Department of Economics
1805 Cambridge st
NBER Working Papers and Publications
|June 2018||The Macroeconomics of Border Taxes|
with Emmanuel Farhi, Gita Gopinath, Oleg Itskhoki: w24702
We analyze the dynamic macroeconomic effects of border adjustment taxes, both when they are a feature of corporate tax reform (C-BAT) and for the case of value added taxes (VAT). Our analysis arrives at the following main conclusions. First, C-BAT is unlikely to be neutral at the macroeconomic level, as the conditions required for neutrality are unrealistic. The basis for neutrality of VAT is even weaker. Second, in response to the introduction of an unanticipated permanent C-BAT of 20% in the U.S. the dollar appreciates strongly, by almost the size of the tax adjustment, U.S. exports and imports decline significantly, while the overall effect on output is small. Third, an equivalent change in VAT by contrast generates only a weak appreciation of the dollar, a small decline in imports and ...
|May 2018||The Macroeconomics of Border Taxes|
with Emmanuel Farhi, Gita Gopinath, Oleg Itskhoki
in NBER Macroeconomics Annual 2018, volume 33, Martin Eichenbaum and Jonathan A. Parker, editors
|May 2017||The Effects of Fiscal Consolidations: Theory and Evidence|
with Alberto Alesina, Carlo Favero, Francesco Giavazzi, Matteo Paradisi: w23385
We investigate the macroeconomic effects of fiscal consolidations based upon government spending cuts, transfers cuts and tax hikes. We extend a narrative dataset of fiscal consolidations, with details on over 3500 measures for 16 OECD countries. We show that government spending cuts and cuts in transfers are much less harmful than tax hikes, despite the fact that non-distortionary transfers are not classified as spending. Standard New Keynesian models robustly match our results when fiscal shocks are persistent. Wealth effects on aggregate demand mitigate the impact of a persistent spending cut. Static distortions caused by persistent tax hikes cause larger shifts in aggregate supply under sticky prices.
|January 2015||Austerity in 2009-2013|
with Alberto Alesina, Carlo Favero, Francesco Giavazzi, Matteo Paradisi: w20827
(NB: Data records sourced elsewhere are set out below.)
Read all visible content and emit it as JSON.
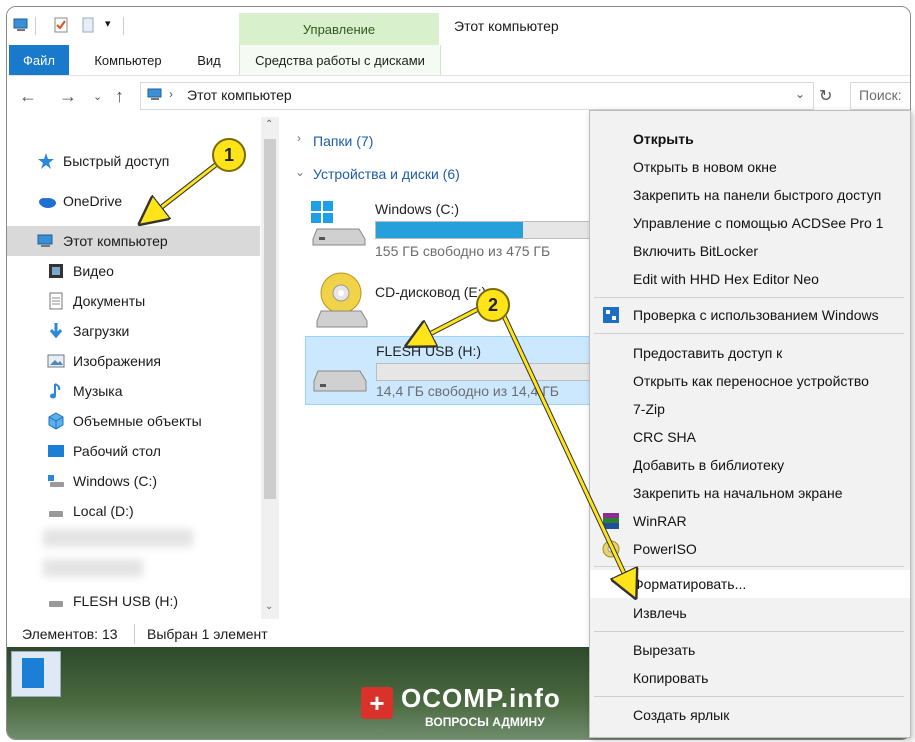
{
  "window": {
    "title": "Этот компьютер",
    "manage_group_label": "Управление"
  },
  "ribbon": {
    "tabs": [
      {
        "label": "Файл"
      },
      {
        "label": "Компьютер"
      },
      {
        "label": "Вид"
      },
      {
        "label": "Средства работы с дисками"
      }
    ]
  },
  "address": {
    "path": "Этот компьютер",
    "search_placeholder": "Поиск:"
  },
  "sidebar": {
    "items": [
      {
        "label": "Быстрый доступ",
        "icon": "star-icon"
      },
      {
        "label": "OneDrive",
        "icon": "cloud-icon"
      },
      {
        "label": "Этот компьютер",
        "icon": "computer-icon",
        "selected": true
      },
      {
        "label": "Видео",
        "icon": "film-icon"
      },
      {
        "label": "Документы",
        "icon": "document-icon"
      },
      {
        "label": "Загрузки",
        "icon": "download-icon"
      },
      {
        "label": "Изображения",
        "icon": "image-icon"
      },
      {
        "label": "Музыка",
        "icon": "music-icon"
      },
      {
        "label": "Объемные объекты",
        "icon": "cube-icon"
      },
      {
        "label": "Рабочий стол",
        "icon": "desktop-icon"
      },
      {
        "label": "Windows (C:)",
        "icon": "drive-icon"
      },
      {
        "label": "Local (D:)",
        "icon": "drive-icon"
      },
      {
        "label": "FLESH USB (H:)",
        "icon": "usb-drive-icon"
      }
    ]
  },
  "content": {
    "groups": [
      {
        "label": "Папки (7)"
      },
      {
        "label": "Устройства и диски (6)"
      }
    ],
    "drives": [
      {
        "name": "Windows (C:)",
        "free": "155 ГБ свободно из 475 ГБ",
        "used_fraction": 0.67
      },
      {
        "name": "CD-дисковод (E:)"
      },
      {
        "name": "FLESH USB (H:)",
        "free": "14,4 ГБ свободно из 14,4 ГБ",
        "used_fraction": 0.0
      }
    ]
  },
  "status": {
    "count": "Элементов: 13",
    "selected": "Выбран 1 элемент"
  },
  "context_menu": {
    "items": [
      {
        "label": "Открыть",
        "bold": true
      },
      {
        "label": "Открыть в новом окне"
      },
      {
        "label": "Закрепить на панели быстрого доступ"
      },
      {
        "label": "Управление с помощью ACDSee Pro 1"
      },
      {
        "label": "Включить BitLocker"
      },
      {
        "label": "Edit with HHD Hex Editor Neo"
      },
      {
        "label": "Проверка с использованием Windows"
      },
      {
        "label": "Предоставить доступ к"
      },
      {
        "label": "Открыть как переносное устройство"
      },
      {
        "label": "7-Zip"
      },
      {
        "label": "CRC SHA"
      },
      {
        "label": "Добавить в библиотеку"
      },
      {
        "label": "Закрепить на начальном экране"
      },
      {
        "label": "WinRAR"
      },
      {
        "label": "PowerISO"
      },
      {
        "label": "Форматировать..."
      },
      {
        "label": "Извлечь"
      },
      {
        "label": "Вырезать"
      },
      {
        "label": "Копировать"
      },
      {
        "label": "Создать ярлык"
      }
    ]
  },
  "annotations": {
    "badge1": "1",
    "badge2": "2",
    "arrow_color": "#ffe41a"
  },
  "watermark": {
    "brand": "OCOMP.info",
    "tagline": "ВОПРОСЫ АДМИНУ"
  },
  "colors": {
    "accent": "#1979ca",
    "selection": "#cce8ff",
    "manage_tab": "#d9f0cc",
    "progress": "#26a0da"
  }
}
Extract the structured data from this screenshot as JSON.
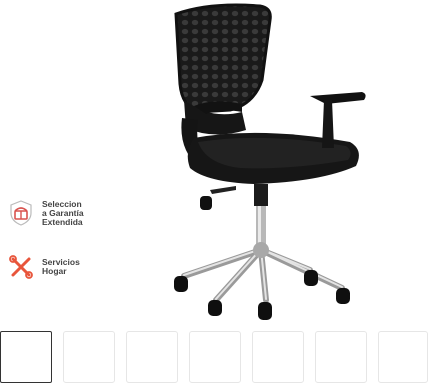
{
  "product": {
    "image_alt": "Black mesh office chair with armrests and chrome star base"
  },
  "services": [
    {
      "label": "Seleccion\na Garantía\nExtendida",
      "icon": "shield-warranty-icon",
      "color": "#d9534f"
    },
    {
      "label": "Servicios\nHogar",
      "icon": "tools-icon",
      "color": "#e8553b"
    }
  ],
  "thumbnails": {
    "count": 7,
    "selected_index": 0
  }
}
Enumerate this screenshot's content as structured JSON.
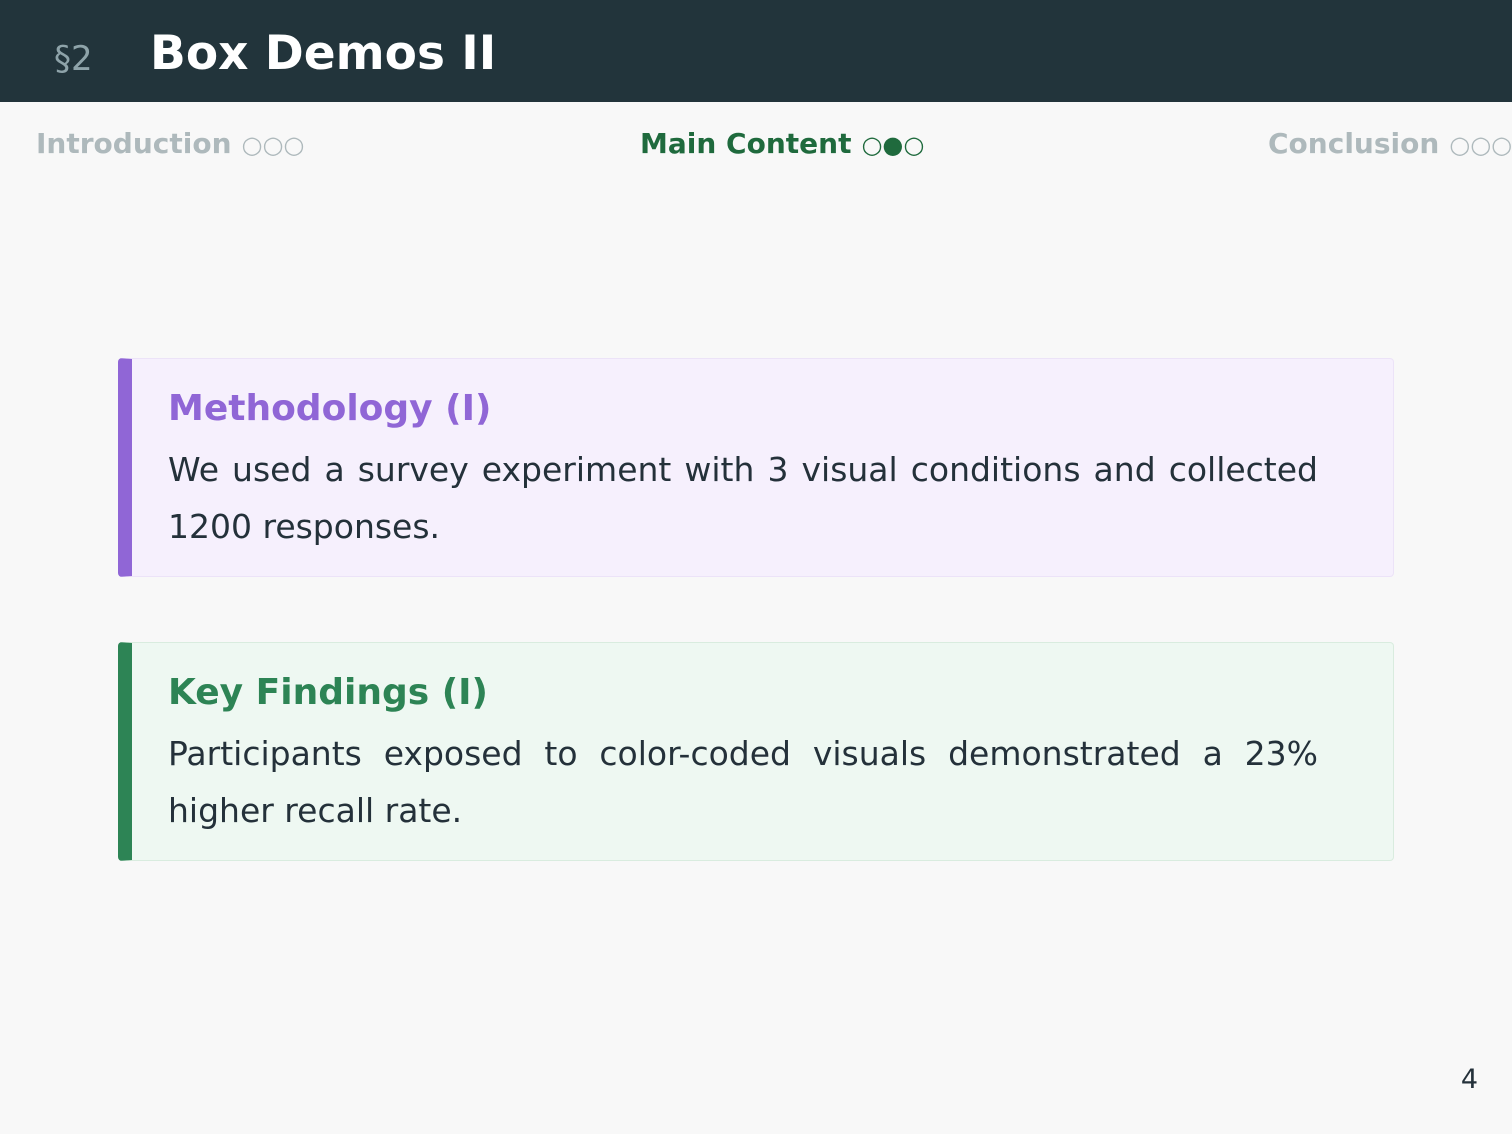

The conventional wisdom is (i) that fiscal austerity was the main culprit for the recessions experienced by many countries, especially in Europe, since 2010 and (ii) that this round of fiscal consolidation was much more costly than past ones. The contribution of this paper is a clarification of the first point and, if not a clear rejection, at least it raises doubts on the second. In order to obtain these results we construct a new detailed "narrative" data set which documents the actual size and composition of the fiscal plans implemented by several countries in the period 2009-2013. Out of sample simulations, that project output growth conditional only upon the fiscal plans implemented since 2009 do reasonably well in predicting the total output fluctuations of the countries in our sampl...
Published: Alesina, Alberto, Omar Barbiero, Carlo Favero, Francesco Giavazzi, and Matteo Paradisi. 2015. “Austerity in 2009-2013.” Economic Policy Journal.